===== DATA TO USE

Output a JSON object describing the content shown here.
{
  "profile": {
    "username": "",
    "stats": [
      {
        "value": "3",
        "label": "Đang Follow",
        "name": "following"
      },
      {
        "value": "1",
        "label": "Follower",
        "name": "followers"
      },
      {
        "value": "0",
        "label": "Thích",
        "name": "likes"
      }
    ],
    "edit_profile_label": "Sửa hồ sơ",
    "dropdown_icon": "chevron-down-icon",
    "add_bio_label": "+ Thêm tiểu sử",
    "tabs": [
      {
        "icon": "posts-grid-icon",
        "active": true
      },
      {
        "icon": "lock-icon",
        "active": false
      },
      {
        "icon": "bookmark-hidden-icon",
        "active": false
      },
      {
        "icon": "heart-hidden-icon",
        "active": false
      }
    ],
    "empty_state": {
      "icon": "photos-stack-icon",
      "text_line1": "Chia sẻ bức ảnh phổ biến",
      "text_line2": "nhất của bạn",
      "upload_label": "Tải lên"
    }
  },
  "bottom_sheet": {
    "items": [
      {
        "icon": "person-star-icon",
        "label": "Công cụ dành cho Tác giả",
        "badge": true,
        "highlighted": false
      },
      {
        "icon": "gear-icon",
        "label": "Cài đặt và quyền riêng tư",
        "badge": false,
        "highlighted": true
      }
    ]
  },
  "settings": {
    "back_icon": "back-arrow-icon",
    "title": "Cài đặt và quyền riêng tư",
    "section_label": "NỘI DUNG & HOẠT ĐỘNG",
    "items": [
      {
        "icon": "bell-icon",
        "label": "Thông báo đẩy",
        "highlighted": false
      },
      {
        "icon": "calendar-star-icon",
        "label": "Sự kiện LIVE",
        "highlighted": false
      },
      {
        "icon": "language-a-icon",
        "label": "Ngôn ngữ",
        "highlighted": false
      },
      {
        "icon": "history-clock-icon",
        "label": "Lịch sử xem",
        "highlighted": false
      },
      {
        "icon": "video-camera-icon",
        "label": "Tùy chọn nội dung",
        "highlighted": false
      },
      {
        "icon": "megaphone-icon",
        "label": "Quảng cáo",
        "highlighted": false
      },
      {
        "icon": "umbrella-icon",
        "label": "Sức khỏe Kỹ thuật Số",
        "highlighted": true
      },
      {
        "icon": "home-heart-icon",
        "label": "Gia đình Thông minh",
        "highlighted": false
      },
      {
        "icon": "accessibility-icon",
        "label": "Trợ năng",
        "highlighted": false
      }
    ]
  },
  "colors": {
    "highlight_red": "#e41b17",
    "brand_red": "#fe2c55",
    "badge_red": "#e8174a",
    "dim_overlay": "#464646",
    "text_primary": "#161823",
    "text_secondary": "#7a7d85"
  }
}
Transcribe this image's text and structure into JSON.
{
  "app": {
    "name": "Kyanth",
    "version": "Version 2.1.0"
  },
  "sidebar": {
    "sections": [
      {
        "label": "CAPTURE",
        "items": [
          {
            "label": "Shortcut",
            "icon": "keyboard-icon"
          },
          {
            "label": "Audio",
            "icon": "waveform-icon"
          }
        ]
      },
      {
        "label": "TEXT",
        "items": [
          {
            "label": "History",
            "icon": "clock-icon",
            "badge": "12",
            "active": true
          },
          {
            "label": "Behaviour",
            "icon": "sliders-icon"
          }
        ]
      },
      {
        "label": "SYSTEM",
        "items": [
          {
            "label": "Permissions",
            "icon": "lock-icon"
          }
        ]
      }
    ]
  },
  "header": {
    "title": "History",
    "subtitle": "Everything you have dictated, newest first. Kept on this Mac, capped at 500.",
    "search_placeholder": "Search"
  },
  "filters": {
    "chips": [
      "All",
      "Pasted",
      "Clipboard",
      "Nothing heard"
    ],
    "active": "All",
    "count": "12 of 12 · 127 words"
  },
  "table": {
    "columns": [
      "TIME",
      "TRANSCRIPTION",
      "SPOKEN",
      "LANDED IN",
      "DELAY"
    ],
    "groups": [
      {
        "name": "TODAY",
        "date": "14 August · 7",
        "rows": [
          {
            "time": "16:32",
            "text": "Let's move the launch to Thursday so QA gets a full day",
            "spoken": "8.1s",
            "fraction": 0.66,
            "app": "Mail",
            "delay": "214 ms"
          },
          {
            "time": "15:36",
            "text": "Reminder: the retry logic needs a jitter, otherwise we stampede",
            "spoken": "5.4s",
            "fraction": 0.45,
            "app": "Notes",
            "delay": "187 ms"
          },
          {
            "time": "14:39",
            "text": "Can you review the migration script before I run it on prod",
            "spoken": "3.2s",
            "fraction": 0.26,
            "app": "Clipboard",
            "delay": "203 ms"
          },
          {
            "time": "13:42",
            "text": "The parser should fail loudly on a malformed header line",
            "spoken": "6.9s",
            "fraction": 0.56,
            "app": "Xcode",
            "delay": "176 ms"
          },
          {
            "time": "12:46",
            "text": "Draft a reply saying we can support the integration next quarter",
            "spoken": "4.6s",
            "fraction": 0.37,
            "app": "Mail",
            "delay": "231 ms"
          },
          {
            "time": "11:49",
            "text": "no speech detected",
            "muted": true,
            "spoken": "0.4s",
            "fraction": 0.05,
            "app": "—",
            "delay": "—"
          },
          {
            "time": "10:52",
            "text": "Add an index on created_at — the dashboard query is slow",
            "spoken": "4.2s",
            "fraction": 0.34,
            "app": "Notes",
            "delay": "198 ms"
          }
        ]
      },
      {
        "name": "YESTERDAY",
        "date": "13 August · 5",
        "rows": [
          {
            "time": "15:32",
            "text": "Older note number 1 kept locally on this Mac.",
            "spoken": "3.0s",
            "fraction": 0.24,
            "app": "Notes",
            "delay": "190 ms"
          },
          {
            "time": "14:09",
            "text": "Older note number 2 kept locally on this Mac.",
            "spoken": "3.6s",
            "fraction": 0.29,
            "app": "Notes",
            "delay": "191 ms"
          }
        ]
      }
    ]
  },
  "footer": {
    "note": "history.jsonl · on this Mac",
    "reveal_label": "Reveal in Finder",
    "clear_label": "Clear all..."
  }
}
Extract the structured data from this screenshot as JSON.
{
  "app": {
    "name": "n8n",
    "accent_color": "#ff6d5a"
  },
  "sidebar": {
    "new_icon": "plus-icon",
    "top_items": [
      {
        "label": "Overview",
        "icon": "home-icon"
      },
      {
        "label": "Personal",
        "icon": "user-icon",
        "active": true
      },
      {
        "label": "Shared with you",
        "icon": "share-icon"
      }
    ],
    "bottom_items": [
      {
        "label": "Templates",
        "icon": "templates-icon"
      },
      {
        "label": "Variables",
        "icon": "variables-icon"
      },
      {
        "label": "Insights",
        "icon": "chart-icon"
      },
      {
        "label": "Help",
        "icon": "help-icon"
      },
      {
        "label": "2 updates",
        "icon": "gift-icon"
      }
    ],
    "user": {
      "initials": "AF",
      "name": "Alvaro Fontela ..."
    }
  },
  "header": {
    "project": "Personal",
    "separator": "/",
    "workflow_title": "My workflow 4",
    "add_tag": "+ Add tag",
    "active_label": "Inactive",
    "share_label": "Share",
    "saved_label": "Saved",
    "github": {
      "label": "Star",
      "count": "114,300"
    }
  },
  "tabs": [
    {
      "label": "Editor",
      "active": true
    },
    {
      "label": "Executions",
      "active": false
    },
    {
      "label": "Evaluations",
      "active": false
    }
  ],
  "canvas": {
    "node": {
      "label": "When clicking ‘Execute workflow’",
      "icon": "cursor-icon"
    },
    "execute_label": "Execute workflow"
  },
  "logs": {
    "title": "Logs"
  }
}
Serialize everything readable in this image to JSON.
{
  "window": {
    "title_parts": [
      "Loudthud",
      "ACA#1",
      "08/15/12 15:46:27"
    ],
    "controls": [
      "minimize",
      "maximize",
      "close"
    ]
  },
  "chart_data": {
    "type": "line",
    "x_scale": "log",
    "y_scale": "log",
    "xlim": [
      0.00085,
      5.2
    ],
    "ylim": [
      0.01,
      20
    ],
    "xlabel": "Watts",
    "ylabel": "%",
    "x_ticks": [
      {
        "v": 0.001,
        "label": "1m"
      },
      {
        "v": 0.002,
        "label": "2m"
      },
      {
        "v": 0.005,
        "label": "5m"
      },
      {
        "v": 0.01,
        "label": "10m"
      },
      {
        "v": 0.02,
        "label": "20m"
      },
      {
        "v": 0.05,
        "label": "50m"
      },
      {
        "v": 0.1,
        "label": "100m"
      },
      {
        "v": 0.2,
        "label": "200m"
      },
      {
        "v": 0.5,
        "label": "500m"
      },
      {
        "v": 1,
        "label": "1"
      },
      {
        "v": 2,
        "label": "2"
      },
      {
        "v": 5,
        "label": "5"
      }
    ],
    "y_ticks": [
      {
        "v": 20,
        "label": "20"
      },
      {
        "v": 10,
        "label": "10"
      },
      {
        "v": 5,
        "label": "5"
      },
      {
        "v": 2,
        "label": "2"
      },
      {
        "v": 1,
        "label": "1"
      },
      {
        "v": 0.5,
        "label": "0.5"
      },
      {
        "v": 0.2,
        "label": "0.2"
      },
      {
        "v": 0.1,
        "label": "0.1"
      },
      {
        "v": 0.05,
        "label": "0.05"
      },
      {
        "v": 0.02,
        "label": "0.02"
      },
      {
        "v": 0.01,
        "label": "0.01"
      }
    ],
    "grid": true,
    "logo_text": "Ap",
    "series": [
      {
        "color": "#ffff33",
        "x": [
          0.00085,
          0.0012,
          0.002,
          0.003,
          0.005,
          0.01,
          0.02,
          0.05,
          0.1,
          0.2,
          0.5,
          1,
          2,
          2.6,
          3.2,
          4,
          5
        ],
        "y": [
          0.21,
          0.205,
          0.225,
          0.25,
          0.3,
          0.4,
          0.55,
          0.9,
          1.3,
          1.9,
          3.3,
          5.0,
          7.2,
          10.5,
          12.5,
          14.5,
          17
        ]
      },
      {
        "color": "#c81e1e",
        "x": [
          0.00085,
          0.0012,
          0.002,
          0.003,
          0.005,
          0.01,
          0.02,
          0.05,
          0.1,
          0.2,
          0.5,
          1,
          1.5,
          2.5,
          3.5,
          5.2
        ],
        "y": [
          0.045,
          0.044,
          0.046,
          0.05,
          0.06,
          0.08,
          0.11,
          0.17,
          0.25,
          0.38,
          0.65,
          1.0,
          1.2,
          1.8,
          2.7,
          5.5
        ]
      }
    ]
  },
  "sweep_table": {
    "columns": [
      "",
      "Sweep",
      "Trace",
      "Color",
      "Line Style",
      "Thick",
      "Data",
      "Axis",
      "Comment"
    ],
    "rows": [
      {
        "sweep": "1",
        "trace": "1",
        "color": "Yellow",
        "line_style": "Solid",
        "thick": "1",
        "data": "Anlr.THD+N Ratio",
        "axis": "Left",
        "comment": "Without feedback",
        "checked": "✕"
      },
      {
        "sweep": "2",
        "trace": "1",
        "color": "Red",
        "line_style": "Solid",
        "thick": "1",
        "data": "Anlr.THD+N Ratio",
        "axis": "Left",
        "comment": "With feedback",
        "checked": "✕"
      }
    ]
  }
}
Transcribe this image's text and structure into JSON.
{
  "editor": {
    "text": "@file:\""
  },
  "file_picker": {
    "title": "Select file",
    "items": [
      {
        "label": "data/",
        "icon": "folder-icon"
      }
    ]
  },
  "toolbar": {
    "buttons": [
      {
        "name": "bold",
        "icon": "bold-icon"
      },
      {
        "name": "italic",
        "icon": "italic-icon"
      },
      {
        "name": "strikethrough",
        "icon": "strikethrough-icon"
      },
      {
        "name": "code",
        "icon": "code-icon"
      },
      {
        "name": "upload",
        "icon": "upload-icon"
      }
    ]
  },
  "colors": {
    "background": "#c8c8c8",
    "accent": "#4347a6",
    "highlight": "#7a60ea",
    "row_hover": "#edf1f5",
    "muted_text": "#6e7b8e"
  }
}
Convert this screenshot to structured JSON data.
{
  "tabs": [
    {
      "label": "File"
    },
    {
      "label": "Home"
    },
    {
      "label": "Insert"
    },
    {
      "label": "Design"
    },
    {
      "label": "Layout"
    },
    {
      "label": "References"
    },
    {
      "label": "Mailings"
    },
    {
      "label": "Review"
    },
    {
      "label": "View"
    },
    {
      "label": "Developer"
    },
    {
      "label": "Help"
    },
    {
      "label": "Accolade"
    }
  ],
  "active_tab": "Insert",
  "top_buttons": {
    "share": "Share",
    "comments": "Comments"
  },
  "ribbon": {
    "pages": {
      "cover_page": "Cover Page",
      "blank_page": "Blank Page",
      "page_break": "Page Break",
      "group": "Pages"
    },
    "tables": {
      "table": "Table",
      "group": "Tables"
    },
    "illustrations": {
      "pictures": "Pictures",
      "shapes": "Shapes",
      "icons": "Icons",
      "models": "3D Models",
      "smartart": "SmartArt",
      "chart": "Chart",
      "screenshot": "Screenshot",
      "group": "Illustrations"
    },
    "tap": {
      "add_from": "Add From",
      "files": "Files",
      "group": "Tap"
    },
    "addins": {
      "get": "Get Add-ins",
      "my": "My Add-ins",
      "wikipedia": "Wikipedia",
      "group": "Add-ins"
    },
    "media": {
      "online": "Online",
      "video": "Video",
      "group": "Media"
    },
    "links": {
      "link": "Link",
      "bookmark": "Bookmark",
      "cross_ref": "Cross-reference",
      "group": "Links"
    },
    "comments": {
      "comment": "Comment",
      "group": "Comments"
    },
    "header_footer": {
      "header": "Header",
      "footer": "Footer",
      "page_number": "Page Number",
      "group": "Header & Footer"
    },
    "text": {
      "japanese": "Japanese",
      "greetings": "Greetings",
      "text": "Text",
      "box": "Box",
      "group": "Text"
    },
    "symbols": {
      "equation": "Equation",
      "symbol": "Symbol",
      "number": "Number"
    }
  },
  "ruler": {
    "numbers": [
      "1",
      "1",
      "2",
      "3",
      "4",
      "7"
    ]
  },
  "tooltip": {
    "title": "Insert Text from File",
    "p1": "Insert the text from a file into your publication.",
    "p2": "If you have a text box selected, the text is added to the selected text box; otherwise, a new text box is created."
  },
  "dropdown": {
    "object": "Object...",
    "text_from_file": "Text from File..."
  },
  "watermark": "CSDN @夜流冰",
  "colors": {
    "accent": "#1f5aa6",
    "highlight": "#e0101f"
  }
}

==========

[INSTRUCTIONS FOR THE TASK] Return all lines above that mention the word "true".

[RESPONSE]
        "active": true
        "badge": true,
        "highlighted": true
        "highlighted": true
            "active": true
            "muted": true,
        "active": true
      "active": true
    "grid": true,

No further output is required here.